◆ Goal of the exercise ◆
Retype every record that follows, character for character.

◆ Input data ◆
*** Block opens ***

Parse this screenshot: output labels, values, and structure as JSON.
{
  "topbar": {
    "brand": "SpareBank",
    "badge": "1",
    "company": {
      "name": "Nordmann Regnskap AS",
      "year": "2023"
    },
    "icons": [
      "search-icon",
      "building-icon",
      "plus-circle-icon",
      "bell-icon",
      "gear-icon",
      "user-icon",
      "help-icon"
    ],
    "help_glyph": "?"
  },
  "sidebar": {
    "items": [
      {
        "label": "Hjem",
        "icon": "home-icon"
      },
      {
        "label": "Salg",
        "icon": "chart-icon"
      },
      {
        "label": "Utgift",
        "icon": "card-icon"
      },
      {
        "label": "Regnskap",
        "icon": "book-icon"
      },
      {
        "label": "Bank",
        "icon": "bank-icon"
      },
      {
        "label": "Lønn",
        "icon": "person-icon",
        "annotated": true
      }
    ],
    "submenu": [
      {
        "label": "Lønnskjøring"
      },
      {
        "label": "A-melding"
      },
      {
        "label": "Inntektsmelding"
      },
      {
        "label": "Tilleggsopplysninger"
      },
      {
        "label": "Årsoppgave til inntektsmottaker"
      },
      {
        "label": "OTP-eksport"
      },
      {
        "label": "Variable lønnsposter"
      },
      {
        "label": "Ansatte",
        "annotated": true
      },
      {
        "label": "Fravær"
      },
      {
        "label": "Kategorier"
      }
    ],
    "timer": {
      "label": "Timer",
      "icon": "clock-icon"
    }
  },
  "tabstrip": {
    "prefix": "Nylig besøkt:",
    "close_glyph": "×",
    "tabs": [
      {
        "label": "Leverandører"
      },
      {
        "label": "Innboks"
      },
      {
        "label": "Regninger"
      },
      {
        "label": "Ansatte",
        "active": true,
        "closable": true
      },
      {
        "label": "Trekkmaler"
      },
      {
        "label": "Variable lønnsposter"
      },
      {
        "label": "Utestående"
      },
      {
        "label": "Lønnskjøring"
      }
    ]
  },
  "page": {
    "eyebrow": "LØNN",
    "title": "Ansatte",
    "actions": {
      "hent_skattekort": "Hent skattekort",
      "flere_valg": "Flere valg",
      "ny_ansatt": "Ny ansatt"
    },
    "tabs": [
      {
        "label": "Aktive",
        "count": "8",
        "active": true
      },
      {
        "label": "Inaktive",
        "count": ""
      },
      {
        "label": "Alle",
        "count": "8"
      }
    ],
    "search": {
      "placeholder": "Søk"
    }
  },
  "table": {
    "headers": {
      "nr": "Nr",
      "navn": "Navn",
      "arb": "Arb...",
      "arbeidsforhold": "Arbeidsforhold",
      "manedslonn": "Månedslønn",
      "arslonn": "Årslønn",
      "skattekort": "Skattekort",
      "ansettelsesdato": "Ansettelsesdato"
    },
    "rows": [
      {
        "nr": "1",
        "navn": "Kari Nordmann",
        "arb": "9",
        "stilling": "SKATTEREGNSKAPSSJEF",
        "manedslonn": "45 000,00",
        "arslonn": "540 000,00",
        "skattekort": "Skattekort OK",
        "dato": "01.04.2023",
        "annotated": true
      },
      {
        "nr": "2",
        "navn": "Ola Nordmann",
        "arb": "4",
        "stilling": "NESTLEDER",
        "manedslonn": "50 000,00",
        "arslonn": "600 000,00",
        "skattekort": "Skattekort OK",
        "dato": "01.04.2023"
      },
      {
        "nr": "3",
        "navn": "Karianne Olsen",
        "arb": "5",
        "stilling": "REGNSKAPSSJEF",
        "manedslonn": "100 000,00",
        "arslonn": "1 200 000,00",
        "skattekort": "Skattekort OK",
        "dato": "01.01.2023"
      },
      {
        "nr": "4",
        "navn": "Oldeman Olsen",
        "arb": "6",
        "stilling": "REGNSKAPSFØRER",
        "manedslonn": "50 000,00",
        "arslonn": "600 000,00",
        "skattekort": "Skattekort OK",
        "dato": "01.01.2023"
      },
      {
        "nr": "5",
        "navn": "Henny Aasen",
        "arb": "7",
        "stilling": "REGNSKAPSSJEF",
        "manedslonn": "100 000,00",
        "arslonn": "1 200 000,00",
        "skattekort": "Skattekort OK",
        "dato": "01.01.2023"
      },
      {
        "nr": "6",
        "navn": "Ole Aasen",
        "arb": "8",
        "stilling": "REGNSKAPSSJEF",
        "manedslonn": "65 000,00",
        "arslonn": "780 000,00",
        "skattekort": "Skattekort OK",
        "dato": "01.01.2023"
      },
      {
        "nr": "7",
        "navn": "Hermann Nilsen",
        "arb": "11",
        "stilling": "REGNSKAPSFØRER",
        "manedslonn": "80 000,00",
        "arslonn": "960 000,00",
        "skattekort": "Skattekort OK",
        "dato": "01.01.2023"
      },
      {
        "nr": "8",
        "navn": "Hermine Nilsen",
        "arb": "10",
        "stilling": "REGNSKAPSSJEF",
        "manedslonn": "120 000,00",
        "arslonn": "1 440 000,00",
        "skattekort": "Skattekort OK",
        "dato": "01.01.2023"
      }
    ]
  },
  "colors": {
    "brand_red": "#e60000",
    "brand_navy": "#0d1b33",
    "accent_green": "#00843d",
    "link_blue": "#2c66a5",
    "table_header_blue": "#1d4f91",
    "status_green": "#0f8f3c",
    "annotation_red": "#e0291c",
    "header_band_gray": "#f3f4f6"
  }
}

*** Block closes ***

◆ Output for this task ◆
Parse this screenshot: output labels, values, and structure as JSON.
{
  "topbar": {
    "brand": "SpareBank",
    "badge": "1",
    "company": {
      "name": "Nordmann Regnskap AS",
      "year": "2023"
    },
    "icons": [
      "search-icon",
      "building-icon",
      "plus-circle-icon",
      "bell-icon",
      "gear-icon",
      "user-icon",
      "help-icon"
    ],
    "help_glyph": "?"
  },
  "sidebar": {
    "items": [
      {
        "label": "Hjem",
        "icon": "home-icon"
      },
      {
        "label": "Salg",
        "icon": "chart-icon"
      },
      {
        "label": "Utgift",
        "icon": "card-icon"
      },
      {
        "label": "Regnskap",
        "icon": "book-icon"
      },
      {
        "label": "Bank",
        "icon": "bank-icon"
      },
      {
        "label": "Lønn",
        "icon": "person-icon",
        "annotated": true
      }
    ],
    "submenu": [
      {
        "label": "Lønnskjøring"
      },
      {
        "label": "A-melding"
      },
      {
        "label": "Inntektsmelding"
      },
      {
        "label": "Tilleggsopplysninger"
      },
      {
        "label": "Årsoppgave til inntektsmottaker"
      },
      {
        "label": "OTP-eksport"
      },
      {
        "label": "Variable lønnsposter"
      },
      {
        "label": "Ansatte",
        "annotated": true
      },
      {
        "label": "Fravær"
      },
      {
        "label": "Kategorier"
      }
    ],
    "timer": {
      "label": "Timer",
      "icon": "clock-icon"
    }
  },
  "tabstrip": {
    "prefix": "Nylig besøkt:",
    "close_glyph": "×",
    "tabs": [
      {
        "label": "Leverandører"
      },
      {
        "label": "Innboks"
      },
      {
        "label": "Regninger"
      },
      {
        "label": "Ansatte",
        "active": true,
        "closable": true
      },
      {
        "label": "Trekkmaler"
      },
      {
        "label": "Variable lønnsposter"
      },
      {
        "label": "Utestående"
      },
      {
        "label": "Lønnskjøring"
      }
    ]
  },
  "page": {
    "eyebrow": "LØNN",
    "title": "Ansatte",
    "actions": {
      "hent_skattekort": "Hent skattekort",
      "flere_valg": "Flere valg",
      "ny_ansatt": "Ny ansatt"
    },
    "tabs": [
      {
        "label": "Aktive",
        "count": "8",
        "active": true
      },
      {
        "label": "Inaktive",
        "count": ""
      },
      {
        "label": "Alle",
        "count": "8"
      }
    ],
    "search": {
      "placeholder": "Søk"
    }
  },
  "table": {
    "headers": {
      "nr": "Nr",
      "navn": "Navn",
      "arb": "Arb...",
      "arbeidsforhold": "Arbeidsforhold",
      "manedslonn": "Månedslønn",
      "arslonn": "Årslønn",
      "skattekort": "Skattekort",
      "ansettelsesdato": "Ansettelsesdato"
    },
    "rows": [
      {
        "nr": "1",
        "navn": "Kari Nordmann",
        "arb": "9",
        "stilling": "SKATTEREGNSKAPSSJEF",
        "manedslonn": "45 000,00",
        "arslonn": "540 000,00",
        "skattekort": "Skattekort OK",
        "dato": "01.04.2023",
        "annotated": true
      },
      {
        "nr": "2",
        "navn": "Ola Nordmann",
        "arb": "4",
        "stilling": "NESTLEDER",
        "manedslonn": "50 000,00",
        "arslonn": "600 000,00",
        "skattekort": "Skattekort OK",
        "dato": "01.04.2023"
      },
      {
        "nr": "3",
        "navn": "Karianne Olsen",
        "arb": "5",
        "stilling": "REGNSKAPSSJEF",
        "manedslonn": "100 000,00",
        "arslonn": "1 200 000,00",
        "skattekort": "Skattekort OK",
        "dato": "01.01.2023"
      },
      {
        "nr": "4",
        "navn": "Oldeman Olsen",
        "arb": "6",
        "stilling": "REGNSKAPSFØRER",
        "manedslonn": "50 000,00",
        "arslonn": "600 000,00",
        "skattekort": "Skattekort OK",
        "dato": "01.01.2023"
      },
      {
        "nr": "5",
        "navn": "Henny Aasen",
        "arb": "7",
        "stilling": "REGNSKAPSSJEF",
        "manedslonn": "100 000,00",
        "arslonn": "1 200 000,00",
        "skattekort": "Skattekort OK",
        "dato": "01.01.2023"
      },
      {
        "nr": "6",
        "navn": "Ole Aasen",
        "arb": "8",
        "stilling": "REGNSKAPSSJEF",
        "manedslonn": "65 000,00",
        "arslonn": "780 000,00",
        "skattekort": "Skattekort OK",
        "dato": "01.01.2023"
      },
      {
        "nr": "7",
        "navn": "Hermann Nilsen",
        "arb": "11",
        "stilling": "REGNSKAPSFØRER",
        "manedslonn": "80 000,00",
        "arslonn": "960 000,00",
        "skattekort": "Skattekort OK",
        "dato": "01.01.2023"
      },
      {
        "nr": "8",
        "navn": "Hermine Nilsen",
        "arb": "10",
        "stilling": "REGNSKAPSSJEF",
        "manedslonn": "120 000,00",
        "arslonn": "1 440 000,00",
        "skattekort": "Skattekort OK",
        "dato": "01.01.2023"
      }
    ]
  },
  "colors": {
    "brand_red": "#e60000",
    "brand_navy": "#0d1b33",
    "accent_green": "#00843d",
    "link_blue": "#2c66a5",
    "table_header_blue": "#1d4f91",
    "status_green": "#0f8f3c",
    "annotation_red": "#e0291c",
    "header_band_gray": "#f3f4f6"
  }
}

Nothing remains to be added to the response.